But as much as I appreciate what Adidas has done with the PureBoost X, I had to say I was dismayed when I read Zoe McKnight’s review of the shoes, which she wrote about for the Toronto Star earlier this week. She took the shoes out for some training runs – she’s preparing for the 30K Around the Bay Road Race in Hamilton – and she found that the shoes didn’t really work for her, especially when she went for a 24K training run. Which, okay, not every shoe is going to work for everyone on every run, even a shoe that is designed specifically with women in mind.
That’s not what got me, though. What got me were the company’s responses to her inquiries after she’d taken them for the test drive.
When I told Adidas about my experience, the company said through a spokesperson that my discomfort wasn’t surprising, since the shoe is really designed for distances between five and 10 kilometres, for women who include running as part of a larger workout routine.
The shoe’s marketing implies that it’s meant for a woman who runs so much that she eventually becomes fed up with those pesky shoes meant for men and demands a shoe made for her feet. And yet the company says it’s not meant to be worn for runs longer than six miles. That’s great if you exclusively run 5Ks and 10Ks, but that’s not really in line with the big trend in women’s running, which is total domination of the half-marathon. Which, if you need a reminder, is 21.1K/13.1 miles and thus is more than twice the longest distance recommended for the shoe.
So if you’re one of the hundreds of thousands of women taking part in a half-marathon this year? This shoe ain’t for you.
The Adidas spokesperson acknowledges that women have been the driver behind the latest boom in running, then goes on to say:
“It’s moved this big, fundamental shift away from the serious, competitive aspect to much more of a social aspect dominated by female runners,” Wardlaw says.
This is where I facepalmed.
Listen, I don’t deny that for a lot of women, running and racing is very much a social thing, something they do with their friends or their family members. I know a lot of women whose only race all year long is the Iron Girl half-marathon in Clearwater, and they run it with their friends or their daughters or their sisters. This is obviously not how I roll, but that’s fine. I know this is a shocking thing to admit out loud, but not everyone has to have the exact same priorities and perspectives in life that I do.
ALL THAT SAID, I cannot be the only female runner who is tired of hearing about how we aren’t really serious runners. I’m tired of hearing about how we’ve made the sport less competitive. The influx of women into the sport may have made it more inclusive – and thank goodness for that – but less competitive? Less serious? Please.

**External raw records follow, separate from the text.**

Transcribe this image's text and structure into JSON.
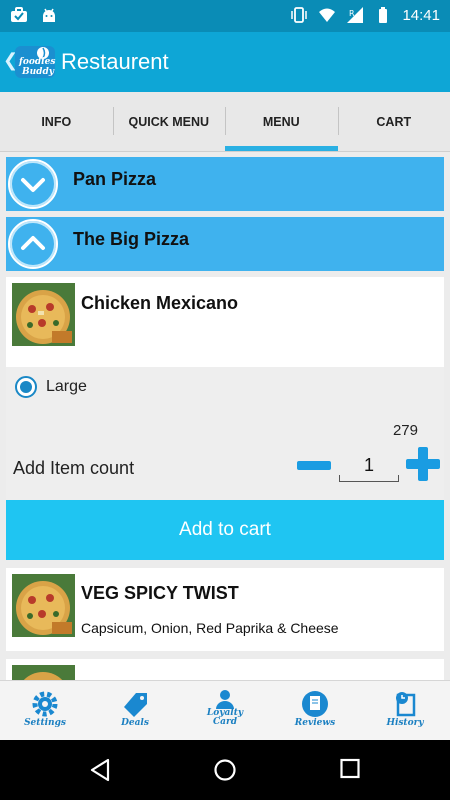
{
  "status_bar": {
    "time": "14:41",
    "left_icons": [
      "briefcase-icon",
      "android-icon"
    ],
    "right_icons": [
      "vibrate-icon",
      "wifi-icon",
      "signal-icon",
      "battery-icon"
    ]
  },
  "app_bar": {
    "title": "Restaurent",
    "back_icon": "chevron-left-icon",
    "logo_text": "foodies Buddy"
  },
  "tabs": [
    {
      "label": "INFO",
      "active": false
    },
    {
      "label": "QUICK MENU",
      "active": false
    },
    {
      "label": "MENU",
      "active": true
    },
    {
      "label": "CART",
      "active": false
    }
  ],
  "categories": [
    {
      "label": "Pan Pizza",
      "icon": "chevron-down-icon",
      "expanded": false
    },
    {
      "label": "The Big Pizza",
      "icon": "chevron-up-icon",
      "expanded": true
    }
  ],
  "items": [
    {
      "name": "Chicken Mexicano",
      "size_option": "Large",
      "size_selected": true,
      "price": "279",
      "count_label": "Add Item count",
      "quantity": "1",
      "add_button": "Add to cart"
    },
    {
      "name": "VEG SPICY TWIST",
      "description": "Capsicum, Onion, Red Paprika & Cheese"
    }
  ],
  "bottom_nav": [
    {
      "label": "Settings",
      "icon": "gear-icon"
    },
    {
      "label": "Deals",
      "icon": "tag-icon"
    },
    {
      "label": "Loyalty Card",
      "icon": "person-icon"
    },
    {
      "label": "Reviews",
      "icon": "document-icon"
    },
    {
      "label": "History",
      "icon": "clock-document-icon"
    }
  ],
  "colors": {
    "status_bar": "#0a8cb6",
    "app_bar": "#0ea6d6",
    "category": "#3fb2ee",
    "add_button": "#1fc5f2",
    "stepper": "#1a9ce2"
  }
}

Further, I would make the argument that a lot of those social, supposedly less serious female runners? They actually are quite serious about their running. You don’t run several times a week and follow a training plan if you aren’t serious. It’s just that their seriousness takes a different shape than what we’d historically thought of as serious running. I mean, you don’t have to run 70+ mile weeks to be a serious runner, and you don’t have to do it in split shorts and a cotton race shirt from 1986. That’s because seriousness isn’t about external signifiers; it’s about what’s inside your heart and your mind.

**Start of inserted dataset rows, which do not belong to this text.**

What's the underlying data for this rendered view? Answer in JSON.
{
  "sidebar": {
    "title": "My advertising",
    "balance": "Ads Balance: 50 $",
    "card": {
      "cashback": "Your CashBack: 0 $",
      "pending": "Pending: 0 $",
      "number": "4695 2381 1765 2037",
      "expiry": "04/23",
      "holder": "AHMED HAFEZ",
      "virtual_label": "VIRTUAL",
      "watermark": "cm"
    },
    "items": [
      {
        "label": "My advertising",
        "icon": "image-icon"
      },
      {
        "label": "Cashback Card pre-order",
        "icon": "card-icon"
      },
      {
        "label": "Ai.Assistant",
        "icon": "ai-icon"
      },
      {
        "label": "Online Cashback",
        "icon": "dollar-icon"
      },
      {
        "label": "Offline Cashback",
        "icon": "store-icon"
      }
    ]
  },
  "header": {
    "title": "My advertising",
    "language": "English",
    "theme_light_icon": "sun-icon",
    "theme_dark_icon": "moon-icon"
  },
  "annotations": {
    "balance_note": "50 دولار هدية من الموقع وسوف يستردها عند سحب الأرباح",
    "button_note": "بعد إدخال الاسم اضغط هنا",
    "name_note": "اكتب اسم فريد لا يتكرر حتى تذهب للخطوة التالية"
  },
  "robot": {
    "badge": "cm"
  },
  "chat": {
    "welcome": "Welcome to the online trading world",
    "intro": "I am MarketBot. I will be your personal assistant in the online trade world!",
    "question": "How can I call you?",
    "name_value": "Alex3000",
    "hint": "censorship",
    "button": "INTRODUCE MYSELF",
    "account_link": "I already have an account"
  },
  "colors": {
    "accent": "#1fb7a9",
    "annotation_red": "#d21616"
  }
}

I really wanted to wholeheartedly love what Adidas is doing, because I appreciate when sports apparel companies recognize women’s bodies tend to have different needs than those of men. That’s why I am like *flings money* at Coeur Sports and would be even if I wasn’t an ambassador, because they get that you can’t put women in tri shorts made for dudes and not expect things to get gnarly and they design their products accordingly. I want to reward companies that do this with my money! LET ME GIVE YOU MY MONEY.
But I can’t do that when the company only meets me halfway. Don’t tell me about how you’ve made this amazing running shoe that is meant for women, but then turn around and say this amazing running shoe isn’t actually for serious runners because everyone knows women aren’t serious runners. You can’t woo athletes like me out of one side of your mouth and then insult us out of the other side. It doesn’t work like that.
Adidas says they have big plans for the future of women’s running. I sure hope those future plans include treating female runners like actual runners.